Losing a key employee can impact your business on so many levels. Often it seems to come out of nowhere, leaving managers blindsided… and unprepared. It is at this point that things can easily snowball.
There are multiple obstacles that can arise when losing a valuable employee. You may notice that it decreases the morale as other staff members adapt to life in a company without close work friends.It’s not the first thing many managers think of when losing an employee but data shows just how important it is for morale.
According to one study, 70% of employees say that having a friend at work is the most crucial element to a happy work life. What’s more, 50% of employees with a close friend at work reported feeling a stronger connection to their organization.
There are various other problems that may arise and expenses are another thing to consider. A high employee turnover is costly. You will need to invest in recruiting, training new employees and also factor in the possible costs of having to pay other staff overtime to take over the added workload.

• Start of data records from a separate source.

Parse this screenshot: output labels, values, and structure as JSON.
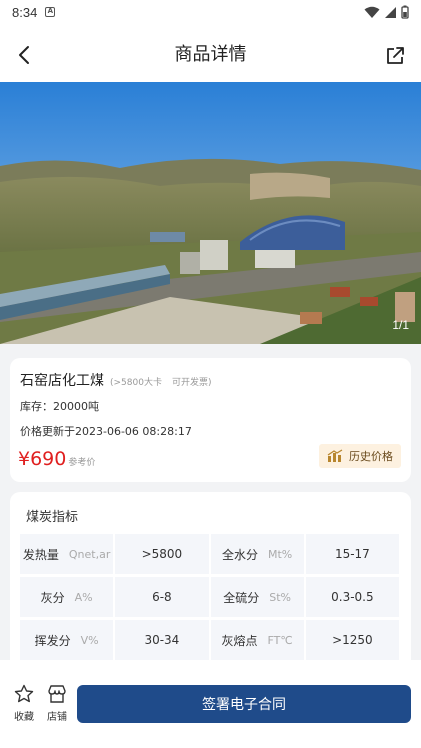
{
  "status_bar": {
    "time": "8:34",
    "notification_badge": "A"
  },
  "nav": {
    "title": "商品详情"
  },
  "hero": {
    "counter": "1/1"
  },
  "product": {
    "name": "石窑店化工煤",
    "tag_calorific": "(>5800大卡",
    "tag_invoice": "可开发票)",
    "stock": "库存：20000吨",
    "updated": "价格更新于2023-06-06 08:28:17",
    "price": "¥690",
    "price_note": "参考价",
    "history_button": "历史价格"
  },
  "coal_indicators": {
    "title": "煤炭指标",
    "rows": [
      {
        "k1": "发热量",
        "u1": "Qnet,ar",
        "v1": ">5800",
        "k2": "全水分",
        "u2": "Mt%",
        "v2": "15-17"
      },
      {
        "k1": "灰分",
        "u1": "A%",
        "v1": "6-8",
        "k2": "全硫分",
        "u2": "St%",
        "v2": "0.3-0.5"
      },
      {
        "k1": "挥发分",
        "u1": "V%",
        "v1": "30-34",
        "k2": "灰熔点",
        "u2": "FT℃",
        "v2": ">1250"
      }
    ]
  },
  "bottom_bar": {
    "favorite_label": "收藏",
    "store_label": "店铺",
    "sign_button": "签署电子合同"
  },
  "colors": {
    "primary": "#1f4b8a",
    "price": "#e02020",
    "history_bg": "#fdf1e0"
  }
}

In fact, some studies have revealed that every time a business replaces a salaried employee, it costs 6 to 9 months’ salary on average.
How does this add up? Here is a breakdown of the costs involved in hiring a new employee:
Recruiting costs: This includes advertising, interviewing, screening, and hiring.
Onboarding costs: This includes training and management time.
Lost productivity: It may take new employee days, weeks, months and even one to two years to reach the productivity of the other person
Customer service and errors: New employees take longer to complete their work and may also be less adept to do their work
Training costs: A business can invest up to 10% to 20% of an employee’s salary or more in training over two years.
In addition to these factors, decreased productivity is another obstacle you will likely encounter when losing a key employee. The obvious reason for this is because you have fewer team members to get work done, which could lead to remaining staff feeling overwhelmed, stressed out and less likely to perform at their best. But this is only the surface.
In many scenarios, especially with small to medium-sized businesses, one person has all the knowledge of how to do their job stored away in their own heads. No one else knows about it. Compounding the situation is if they have a certain system that makes sense to them but no one else. For example, when employees create complex spreadsheets to help them do their job, then they leave and no one knows how to use them. Their former colleagues are then left scrambling to make sense of it all.
This is seen time and time again in HR, when a person manages a leave spreadsheet but when they leave no one has any idea how it works, causing much confusion… and stress!
A simple solution would be to incorporate an online leave management system, which stores all the information, is easily accessible, and eliminates all the paperwork and hassles involved. More and more companies are implementing an online leave management system into their day-to-day functions and it’s easy to see why- An online leave management system can help you avoid this exact issue when losing a key employee who is in charge of managing leave.
The next step
There are two ways you can approach the scenario of losing a valuable employee. You can try to prevent it from happening by applying best practices for employee retention, or you could deal with it as it arises. In order to do the former, you may want to consider growing your company work culture by:
- Implementing employee benefits that give you one up on your competitors
- Offering flexibility and a work-life balance
- Providing recognition and rewards where due
- Establishing a strong team relationship through activities like team building
- Listening to what employees have to say
- Promoting a sense of trust
When an employee does resign, there are ways to handle it to make the best of the situation. First things first, Priscilla Claman, the president of consulting firm Career Strategies tells the Harvard Business Review that it’s important to engage in a “warm and friendly conversation about the person’s future plans,” adding that it’s essential to maintain relationships in the business world and not leave things on a bad note.
You could also try to establish why the person is leaving and make a counteroffer. This depends on how critical they are to your company but tread lightly here.
“It’s like being on the verge of divorce and then reconciling,” says Claman. “Once the other person has gone through the thought process of leaving, it’s hard to fully trust them again.” A better strategy is to “retain a relationship” with the departing employee and then “re-recruit them in a year,” she adds. “Say: ‘We’ve missed you. And we would love to have you back.’”
The next step is to transfer the workload. This is tricky, which is why it’s important to communicate with staff and acknowledge that the team will have a workload problem for a time and may feel overburdened. That being said, this is a chance to chat with employees about opportunities for growth.
“Say, ‘Frank is leaving. I want to talk about what that means for you. Is there something that Frank does that you have an interest in learning or trying?’” Claman advises. You can then set up a shadowing program during the exiting employees’ notice period.
After all is said and done, there may still be no other option but to hire someone new, which is why it is important that you coordinate with HR to formally list a job opening as soon as possible.
“This helps people on your team understand that this is temporary,” Claman says. Ask employees for input on what skills, experience and qualities they would like to find in the new hire.
Once things have calmed down a bit it helps to take time to reflect. Ideally, you should never be “truly surprised” when an employee announces their intentions to resign
“As manager, you need to be aware of people’s interests and needs,” says Claman. “You should know what they want to do. And you should be able to tell when someone is tired of her job, has aged out of it, is not engaged, or has life changes afoot — like a move or a spouse transfer — that make a resignation likely.” If this news did indeed blindside you, “it is incumbent on you to start having more contact with your team so that you know what they want for their future” and can predict or prevent these situations going forward.